Has anyone ever saluted you. If yes, how did you feel? A.No, I have not been saluted. B.Yes, I felt respected. C.Yes, it was a bit awkward. D.Yes, I felt honored. E.Yes, I felt ______.
True or False: Some believe the origin of saluting came from the Age of Chivalry when two knights met, they raised their visors to expose their faces. A.True B.False
When you see two people in the military salute, what does it mean to you? (Use CPS “Pick a Student” for this question.)
British Navy The current salute used by the Marine Corps personnel has its origins from the __________.
Whom to salute You must render the salute to all commissioned and warrant officers. Generally, you do not salute noncommissioned officers or petty officers; however, there are exceptions. For example, when you act as a squad leader, salute your platoon sergeant when making reports.
How to salute When a leader who is in charge of a formation commands, “present, arms,” you should execute a salute. When wearing headgear with a visor, raise your right hand sharply, fingers and thumb extended and joined, palm facing down.
The current salute used by the Marine Corps personnel has its origins from the __________. A.American Army B.British Army C.British Navy D.None of the above
True or False: Generally, you do not salute noncommissioned officers. A.True B.False

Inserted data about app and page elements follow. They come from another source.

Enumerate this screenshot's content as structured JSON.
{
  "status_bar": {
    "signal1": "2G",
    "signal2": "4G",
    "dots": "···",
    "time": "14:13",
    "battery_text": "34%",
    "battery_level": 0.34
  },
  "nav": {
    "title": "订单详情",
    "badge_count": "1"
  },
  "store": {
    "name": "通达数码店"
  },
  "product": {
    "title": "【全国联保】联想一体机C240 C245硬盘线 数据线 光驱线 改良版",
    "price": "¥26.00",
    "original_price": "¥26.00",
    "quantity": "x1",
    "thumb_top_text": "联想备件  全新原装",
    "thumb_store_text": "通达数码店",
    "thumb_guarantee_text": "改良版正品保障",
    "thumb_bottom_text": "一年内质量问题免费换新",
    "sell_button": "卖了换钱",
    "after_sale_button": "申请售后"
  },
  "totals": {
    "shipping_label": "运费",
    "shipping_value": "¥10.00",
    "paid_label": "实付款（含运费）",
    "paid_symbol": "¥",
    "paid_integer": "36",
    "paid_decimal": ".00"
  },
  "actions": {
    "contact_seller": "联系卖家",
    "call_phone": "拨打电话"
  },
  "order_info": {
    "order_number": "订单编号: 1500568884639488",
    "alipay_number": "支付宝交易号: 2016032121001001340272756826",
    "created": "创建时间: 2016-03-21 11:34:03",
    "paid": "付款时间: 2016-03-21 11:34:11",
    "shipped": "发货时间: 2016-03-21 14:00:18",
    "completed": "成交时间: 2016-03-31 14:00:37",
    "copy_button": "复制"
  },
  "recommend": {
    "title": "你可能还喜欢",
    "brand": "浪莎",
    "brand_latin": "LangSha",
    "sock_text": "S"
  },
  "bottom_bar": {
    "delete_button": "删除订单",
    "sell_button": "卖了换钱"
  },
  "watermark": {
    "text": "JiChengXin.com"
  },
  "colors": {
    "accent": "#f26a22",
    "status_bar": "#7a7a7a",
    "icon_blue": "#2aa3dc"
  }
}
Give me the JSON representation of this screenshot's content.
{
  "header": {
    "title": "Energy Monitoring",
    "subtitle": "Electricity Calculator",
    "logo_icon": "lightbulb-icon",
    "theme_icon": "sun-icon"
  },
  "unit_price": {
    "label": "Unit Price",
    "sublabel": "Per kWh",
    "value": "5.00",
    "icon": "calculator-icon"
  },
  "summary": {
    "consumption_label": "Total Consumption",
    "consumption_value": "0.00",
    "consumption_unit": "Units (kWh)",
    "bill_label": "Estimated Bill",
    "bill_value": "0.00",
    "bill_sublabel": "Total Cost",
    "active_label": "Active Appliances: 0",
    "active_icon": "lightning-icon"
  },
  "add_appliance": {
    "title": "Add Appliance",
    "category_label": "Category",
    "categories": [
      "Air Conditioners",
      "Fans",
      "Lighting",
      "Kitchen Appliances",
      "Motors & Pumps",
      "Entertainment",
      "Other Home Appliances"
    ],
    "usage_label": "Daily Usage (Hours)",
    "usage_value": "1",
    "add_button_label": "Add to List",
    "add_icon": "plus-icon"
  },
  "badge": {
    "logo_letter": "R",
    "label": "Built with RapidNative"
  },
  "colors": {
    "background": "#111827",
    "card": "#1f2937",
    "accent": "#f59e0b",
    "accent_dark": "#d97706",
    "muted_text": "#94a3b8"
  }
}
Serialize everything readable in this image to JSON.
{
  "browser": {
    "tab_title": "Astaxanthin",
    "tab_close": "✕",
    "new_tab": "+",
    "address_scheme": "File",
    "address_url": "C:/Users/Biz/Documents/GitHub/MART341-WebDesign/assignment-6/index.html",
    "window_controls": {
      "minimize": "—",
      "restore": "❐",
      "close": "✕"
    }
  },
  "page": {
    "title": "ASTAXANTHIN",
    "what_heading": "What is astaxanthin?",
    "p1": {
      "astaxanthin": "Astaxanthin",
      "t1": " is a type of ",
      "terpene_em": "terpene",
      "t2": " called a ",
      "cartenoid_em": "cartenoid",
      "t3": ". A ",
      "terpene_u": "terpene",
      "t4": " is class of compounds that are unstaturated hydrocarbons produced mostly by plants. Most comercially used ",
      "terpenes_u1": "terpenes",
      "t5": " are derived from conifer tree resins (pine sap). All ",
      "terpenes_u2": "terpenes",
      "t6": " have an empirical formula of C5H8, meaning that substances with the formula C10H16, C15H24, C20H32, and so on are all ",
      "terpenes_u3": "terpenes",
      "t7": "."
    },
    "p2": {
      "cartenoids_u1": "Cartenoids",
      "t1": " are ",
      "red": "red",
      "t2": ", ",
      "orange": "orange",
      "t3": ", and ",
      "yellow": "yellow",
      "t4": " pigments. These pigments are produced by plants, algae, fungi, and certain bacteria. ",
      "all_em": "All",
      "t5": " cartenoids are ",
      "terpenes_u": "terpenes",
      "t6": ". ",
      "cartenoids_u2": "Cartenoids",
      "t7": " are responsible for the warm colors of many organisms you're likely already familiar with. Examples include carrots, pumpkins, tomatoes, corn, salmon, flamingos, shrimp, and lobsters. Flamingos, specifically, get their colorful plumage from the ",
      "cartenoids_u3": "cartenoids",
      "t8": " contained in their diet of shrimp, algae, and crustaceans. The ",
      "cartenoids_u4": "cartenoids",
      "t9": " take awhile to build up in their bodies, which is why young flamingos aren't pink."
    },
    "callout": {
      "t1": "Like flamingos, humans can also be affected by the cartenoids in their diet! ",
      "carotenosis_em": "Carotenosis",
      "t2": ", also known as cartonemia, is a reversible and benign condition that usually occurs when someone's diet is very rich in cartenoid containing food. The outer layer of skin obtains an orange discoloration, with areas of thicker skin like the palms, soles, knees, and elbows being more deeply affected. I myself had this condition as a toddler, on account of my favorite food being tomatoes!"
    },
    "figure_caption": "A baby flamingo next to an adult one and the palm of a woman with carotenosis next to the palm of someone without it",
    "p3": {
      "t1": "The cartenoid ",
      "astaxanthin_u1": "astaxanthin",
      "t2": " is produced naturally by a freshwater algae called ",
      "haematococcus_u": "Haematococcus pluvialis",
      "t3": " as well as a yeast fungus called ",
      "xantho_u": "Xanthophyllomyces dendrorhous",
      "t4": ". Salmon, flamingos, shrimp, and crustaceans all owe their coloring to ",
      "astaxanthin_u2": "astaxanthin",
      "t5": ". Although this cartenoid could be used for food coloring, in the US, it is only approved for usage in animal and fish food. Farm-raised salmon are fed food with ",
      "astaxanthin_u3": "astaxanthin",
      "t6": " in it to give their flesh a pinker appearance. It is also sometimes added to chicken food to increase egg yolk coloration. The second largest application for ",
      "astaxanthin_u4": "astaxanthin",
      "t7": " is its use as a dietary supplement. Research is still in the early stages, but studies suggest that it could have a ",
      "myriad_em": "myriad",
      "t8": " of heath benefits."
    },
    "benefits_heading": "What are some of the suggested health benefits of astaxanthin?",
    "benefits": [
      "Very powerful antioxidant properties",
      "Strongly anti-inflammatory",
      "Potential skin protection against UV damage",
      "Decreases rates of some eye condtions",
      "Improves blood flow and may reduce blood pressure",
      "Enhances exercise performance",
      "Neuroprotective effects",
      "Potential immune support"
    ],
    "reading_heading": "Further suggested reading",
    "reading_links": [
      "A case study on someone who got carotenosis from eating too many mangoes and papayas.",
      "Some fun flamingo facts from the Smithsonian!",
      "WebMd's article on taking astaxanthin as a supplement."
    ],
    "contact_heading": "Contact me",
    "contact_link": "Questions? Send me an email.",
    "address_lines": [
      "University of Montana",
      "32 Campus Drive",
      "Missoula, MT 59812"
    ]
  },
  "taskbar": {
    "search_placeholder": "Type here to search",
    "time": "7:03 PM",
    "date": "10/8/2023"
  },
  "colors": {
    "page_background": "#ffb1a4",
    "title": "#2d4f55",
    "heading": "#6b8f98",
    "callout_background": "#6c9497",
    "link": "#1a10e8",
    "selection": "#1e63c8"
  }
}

When to salute When you hear the national anthem, “To The Colors” or “Hail to the Chief” (if you are in uniform). When the national colors pass you. During all official greetings. During reveille and retreat, when within sight of the flag or the sound of the music an din uniform. During the rendering/sounding of honors.
When you are not required to salute When on public transportation, including buses and trains. When in public places such as stores and theatres. While indoors except when reporting to an officer or when on duty as a guard. When one or both parties are in civilian cloths.